- **What you are asked to do**
Retype the data exactly, skipping any picture in it.

BEGIN Record set

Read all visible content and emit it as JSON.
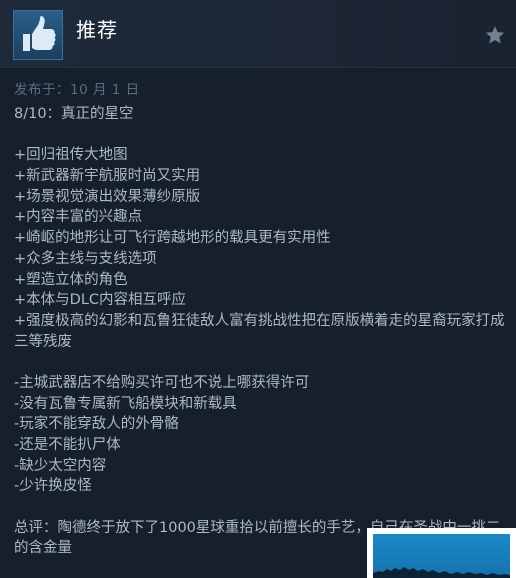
{
  "header": {
    "title": "推荐",
    "thumb_icon": "thumbs-up-icon",
    "star_icon": "star-icon"
  },
  "posted": "发布于：10 月 1 日",
  "review": {
    "rating_line": "8/10：真正的星空",
    "pros": [
      "+回归祖传大地图",
      "+新武器新宇航服时尚又实用",
      "+场景视觉演出效果薄纱原版",
      "+内容丰富的兴趣点",
      "+崎岖的地形让可飞行跨越地形的载具更有实用性",
      "+众多主线与支线选项",
      "+塑造立体的角色",
      "+本体与DLC内容相互呼应",
      "+强度极高的幻影和瓦鲁狂徒敌人富有挑战性把在原版横着走的星裔玩家打成三等残废"
    ],
    "cons": [
      "-主城武器店不给购买许可也不说上哪获得许可",
      "-没有瓦鲁专属新飞船模块和新载具",
      "-玩家不能穿敌人的外骨骼",
      "-还是不能扒尸体",
      "-缺少太空内容",
      "-少许换皮怪"
    ],
    "summary": "总评：陶德终于放下了1000星球重拾以前擅长的手艺，自己在圣战中一挑二的含金量"
  },
  "colors": {
    "background": "#16202d",
    "header_bg": "#1e2a3a",
    "thumb_bg": "#2a5f8a",
    "text": "#acb9c4",
    "muted": "#56707f"
  }
}
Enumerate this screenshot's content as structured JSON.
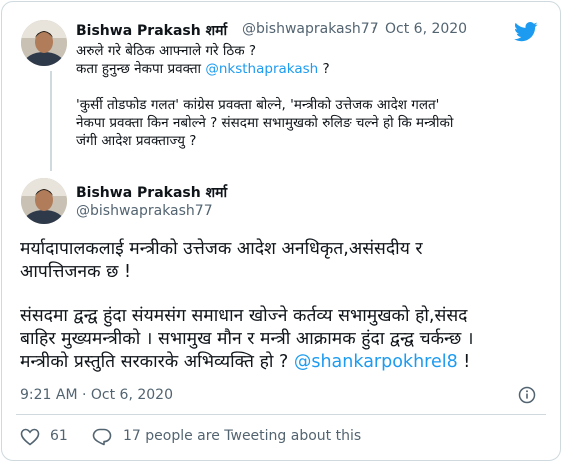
{
  "reply_tweet": {
    "author_name": "Bishwa Prakash शर्मा",
    "handle": "@bishwaprakash77",
    "separator": "·",
    "date": "Oct 6, 2020",
    "line1": "अरुले गरे बेठिक आफ्नाले गरे ठिक ?",
    "line2_prefix": "कता हुनुन्छ नेकपा प्रवक्ता ",
    "line2_mention": "@nksthaprakash",
    "line2_suffix": " ?",
    "line3": "'कुर्सी तोडफोड गलत' कांग्रेस प्रवक्ता बोल्ने, 'मन्त्रीको उत्तेजक आदेश गलत'",
    "line4": "नेकपा प्रवक्ता किन नबोल्ने ? संसदमा सभामुखको रुलिङ चल्ने हो कि मन्त्रीको",
    "line5": "जंगी आदेश प्रवक्ताज्यु ?"
  },
  "main_tweet": {
    "author_name": "Bishwa Prakash शर्मा",
    "handle": "@bishwaprakash77",
    "para1_line1": "मर्यादापालकलाई मन्त्रीको उत्तेजक आदेश अनधिकृत,असंसदीय र",
    "para1_line2": "आपत्तिजनक छ !",
    "para2_line1": "संसदमा द्वन्द्व हुंदा संयमसंग समाधान खोज्ने कर्तव्य सभामुखको हो,संसद",
    "para2_line2": "बाहिर मुख्यमन्त्रीको । सभामुख मौन र मन्त्री आक्रामक हुंदा द्वन्द्व चर्कन्छ ।",
    "para2_line3_prefix": "मन्त्रीको प्रस्तुति सरकारके अभिव्यक्ति हो ? ",
    "para2_line3_mention": "@shankarpokhrel8",
    "para2_line3_suffix": " !",
    "timestamp": "9:21 AM · Oct 6, 2020",
    "like_count": "61",
    "tweeting_text": "17 people are Tweeting about this"
  },
  "icons": {
    "twitter": "twitter-bird-icon",
    "info": "info-icon",
    "like": "heart-icon",
    "reply": "speech-bubble-icon"
  },
  "colors": {
    "accent": "#1d9bf0",
    "text": "#0f1419",
    "muted": "#536471",
    "border": "#cfd9de"
  }
}
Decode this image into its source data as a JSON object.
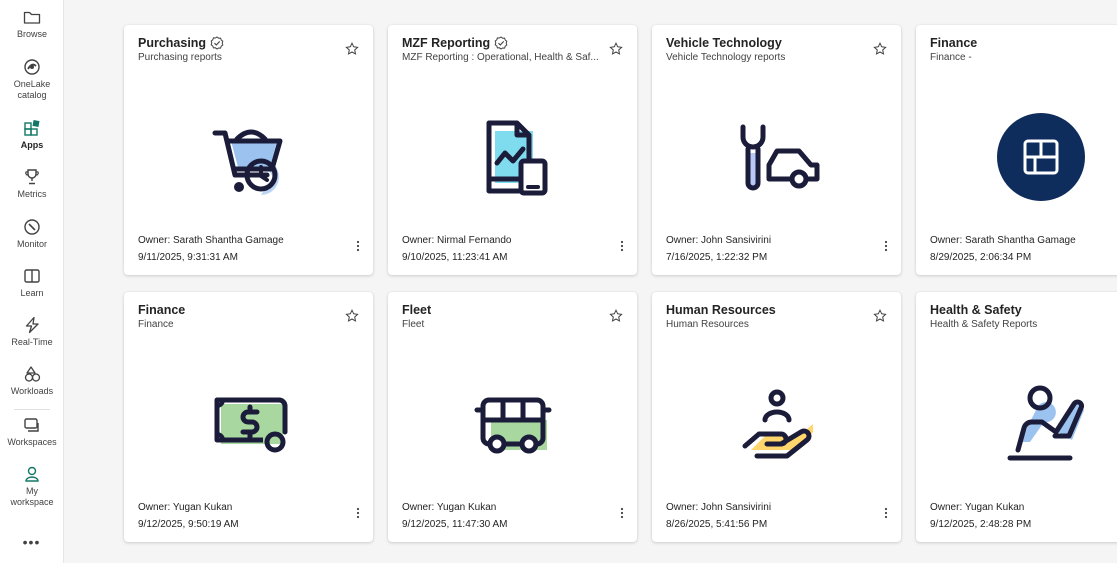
{
  "rail": {
    "items": [
      {
        "label": "Browse",
        "icon": "folder-icon"
      },
      {
        "label": "OneLake\ncatalog",
        "icon": "onelake-icon"
      },
      {
        "label": "Apps",
        "icon": "apps-icon",
        "active": true
      },
      {
        "label": "Metrics",
        "icon": "trophy-icon"
      },
      {
        "label": "Monitor",
        "icon": "monitor-icon"
      },
      {
        "label": "Learn",
        "icon": "book-icon"
      },
      {
        "label": "Real-Time",
        "icon": "lightning-icon"
      },
      {
        "label": "Workloads",
        "icon": "shapes-icon"
      },
      {
        "label": "Workspaces",
        "icon": "workspaces-icon"
      },
      {
        "label": "My\nworkspace",
        "icon": "person-icon"
      }
    ],
    "more": "•••"
  },
  "apps": [
    {
      "title": "Purchasing",
      "subtitle": "Purchasing reports",
      "verified": true,
      "owner": "Owner: Sarath Shantha Gamage",
      "date": "9/11/2025, 9:31:31 AM",
      "icon": "shopping-cart-icon"
    },
    {
      "title": "MZF Reporting",
      "subtitle": "MZF Reporting : Operational, Health & Saf...",
      "verified": true,
      "owner": "Owner: Nirmal Fernando",
      "date": "9/10/2025, 11:23:41 AM",
      "icon": "report-devices-icon"
    },
    {
      "title": "Vehicle Technology",
      "subtitle": "Vehicle Technology reports",
      "verified": false,
      "owner": "Owner: John Sansivirini",
      "date": "7/16/2025, 1:22:32 PM",
      "icon": "wrench-car-icon"
    },
    {
      "title": "Finance",
      "subtitle": "Finance -",
      "verified": false,
      "owner": "Owner: Sarath Shantha Gamage",
      "date": "8/29/2025, 2:06:34 PM",
      "icon": "app-logo-icon"
    },
    {
      "title": "Finance",
      "subtitle": "Finance",
      "verified": false,
      "owner": "Owner: Yugan Kukan",
      "date": "9/12/2025, 9:50:19 AM",
      "icon": "money-bill-icon"
    },
    {
      "title": "Fleet",
      "subtitle": "Fleet",
      "verified": false,
      "owner": "Owner: Yugan Kukan",
      "date": "9/12/2025, 11:47:30 AM",
      "icon": "bus-icon"
    },
    {
      "title": "Human Resources",
      "subtitle": "Human Resources",
      "verified": false,
      "owner": "Owner: John Sansivirini",
      "date": "8/26/2025, 5:41:56 PM",
      "icon": "hand-person-icon"
    },
    {
      "title": "Health & Safety",
      "subtitle": "Health & Safety Reports",
      "verified": false,
      "owner": "Owner: Yugan Kukan",
      "date": "9/12/2025, 2:48:28 PM",
      "icon": "person-raising-hand-icon"
    }
  ],
  "colors": {
    "accent_green": "#117865",
    "icon_stroke": "#1b1b3a",
    "blue_fill": "#9cc3f0",
    "cyan_fill": "#7fdcef",
    "green_fill": "#a8d8a0",
    "yellow_fill": "#ffd66b",
    "navy": "#0f2d5c"
  }
}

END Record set

- **Exercise result**
Read all visible content and emit it as JSON.
{
  "header": {
    "title": "推荐",
    "thumb_icon": "thumbs-up-icon",
    "star_icon": "star-icon"
  },
  "posted": "发布于：10 月 1 日",
  "review": {
    "rating_line": "8/10：真正的星空",
    "pros": [
      "+回归祖传大地图",
      "+新武器新宇航服时尚又实用",
      "+场景视觉演出效果薄纱原版",
      "+内容丰富的兴趣点",
      "+崎岖的地形让可飞行跨越地形的载具更有实用性",
      "+众多主线与支线选项",
      "+塑造立体的角色",
      "+本体与DLC内容相互呼应",
      "+强度极高的幻影和瓦鲁狂徒敌人富有挑战性把在原版横着走的星裔玩家打成三等残废"
    ],
    "cons": [
      "-主城武器店不给购买许可也不说上哪获得许可",
      "-没有瓦鲁专属新飞船模块和新载具",
      "-玩家不能穿敌人的外骨骼",
      "-还是不能扒尸体",
      "-缺少太空内容",
      "-少许换皮怪"
    ],
    "summary": "总评：陶德终于放下了1000星球重拾以前擅长的手艺，自己在圣战中一挑二的含金量"
  },
  "colors": {
    "background": "#16202d",
    "header_bg": "#1e2a3a",
    "thumb_bg": "#2a5f8a",
    "text": "#acb9c4",
    "muted": "#56707f"
  }
}
Enumerate this screenshot's content as structured JSON.
{
  "reply_tweet": {
    "author_name": "Bishwa Prakash शर्मा",
    "handle": "@bishwaprakash77",
    "separator": "·",
    "date": "Oct 6, 2020",
    "line1": "अरुले गरे बेठिक आफ्नाले गरे ठिक ?",
    "line2_prefix": "कता हुनुन्छ नेकपा प्रवक्ता ",
    "line2_mention": "@nksthaprakash",
    "line2_suffix": " ?",
    "line3": "'कुर्सी तोडफोड गलत' कांग्रेस प्रवक्ता बोल्ने, 'मन्त्रीको उत्तेजक आदेश गलत'",
    "line4": "नेकपा प्रवक्ता किन नबोल्ने ? संसदमा सभामुखको रुलिङ चल्ने हो कि मन्त्रीको",
    "line5": "जंगी आदेश प्रवक्ताज्यु ?"
  },
  "main_tweet": {
    "author_name": "Bishwa Prakash शर्मा",
    "handle": "@bishwaprakash77",
    "para1_line1": "मर्यादापालकलाई मन्त्रीको उत्तेजक आदेश अनधिकृत,असंसदीय र",
    "para1_line2": "आपत्तिजनक छ !",
    "para2_line1": "संसदमा द्वन्द्व हुंदा संयमसंग समाधान खोज्ने कर्तव्य सभामुखको हो,संसद",
    "para2_line2": "बाहिर मुख्यमन्त्रीको । सभामुख मौन र मन्त्री आक्रामक हुंदा द्वन्द्व चर्कन्छ ।",
    "para2_line3_prefix": "मन्त्रीको प्रस्तुति सरकारके अभिव्यक्ति हो ? ",
    "para2_line3_mention": "@shankarpokhrel8",
    "para2_line3_suffix": " !",
    "timestamp": "9:21 AM · Oct 6, 2020",
    "like_count": "61",
    "tweeting_text": "17 people are Tweeting about this"
  },
  "icons": {
    "twitter": "twitter-bird-icon",
    "info": "info-icon",
    "like": "heart-icon",
    "reply": "speech-bubble-icon"
  },
  "colors": {
    "accent": "#1d9bf0",
    "text": "#0f1419",
    "muted": "#536471",
    "border": "#cfd9de"
  }
}
Decode this image into its source data as a JSON object.
{
  "rail": {
    "items": [
      {
        "label": "Browse",
        "icon": "folder-icon"
      },
      {
        "label": "OneLake\ncatalog",
        "icon": "onelake-icon"
      },
      {
        "label": "Apps",
        "icon": "apps-icon",
        "active": true
      },
      {
        "label": "Metrics",
        "icon": "trophy-icon"
      },
      {
        "label": "Monitor",
        "icon": "monitor-icon"
      },
      {
        "label": "Learn",
        "icon": "book-icon"
      },
      {
        "label": "Real-Time",
        "icon": "lightning-icon"
      },
      {
        "label": "Workloads",
        "icon": "shapes-icon"
      },
      {
        "label": "Workspaces",
        "icon": "workspaces-icon"
      },
      {
        "label": "My\nworkspace",
        "icon": "person-icon"
      }
    ],
    "more": "•••"
  },
  "apps": [
    {
      "title": "Purchasing",
      "subtitle": "Purchasing reports",
      "verified": true,
      "owner": "Owner: Sarath Shantha Gamage",
      "date": "9/11/2025, 9:31:31 AM",
      "icon": "shopping-cart-icon"
    },
    {
      "title": "MZF Reporting",
      "subtitle": "MZF Reporting : Operational, Health & Saf...",
      "verified": true,
      "owner": "Owner: Nirmal Fernando",
      "date": "9/10/2025, 11:23:41 AM",
      "icon": "report-devices-icon"
    },
    {
      "title": "Vehicle Technology",
      "subtitle": "Vehicle Technology reports",
      "verified": false,
      "owner": "Owner: John Sansivirini",
      "date": "7/16/2025, 1:22:32 PM",
      "icon": "wrench-car-icon"
    },
    {
      "title": "Finance",
      "subtitle": "Finance -",
      "verified": false,
      "owner": "Owner: Sarath Shantha Gamage",
      "date": "8/29/2025, 2:06:34 PM",
      "icon": "app-logo-icon"
    },
    {
      "title": "Finance",
      "subtitle": "Finance",
      "verified": false,
      "owner": "Owner: Yugan Kukan",
      "date": "9/12/2025, 9:50:19 AM",
      "icon": "money-bill-icon"
    },
    {
      "title": "Fleet",
      "subtitle": "Fleet",
      "verified": false,
      "owner": "Owner: Yugan Kukan",
      "date": "9/12/2025, 11:47:30 AM",
      "icon": "bus-icon"
    },
    {
      "title": "Human Resources",
      "subtitle": "Human Resources",
      "verified": false,
      "owner": "Owner: John Sansivirini",
      "date": "8/26/2025, 5:41:56 PM",
      "icon": "hand-person-icon"
    },
    {
      "title": "Health & Safety",
      "subtitle": "Health & Safety Reports",
      "verified": false,
      "owner": "Owner: Yugan Kukan",
      "date": "9/12/2025, 2:48:28 PM",
      "icon": "person-raising-hand-icon"
    }
  ],
  "colors": {
    "accent_green": "#117865",
    "icon_stroke": "#1b1b3a",
    "blue_fill": "#9cc3f0",
    "cyan_fill": "#7fdcef",
    "green_fill": "#a8d8a0",
    "yellow_fill": "#ffd66b",
    "navy": "#0f2d5c"
  }
}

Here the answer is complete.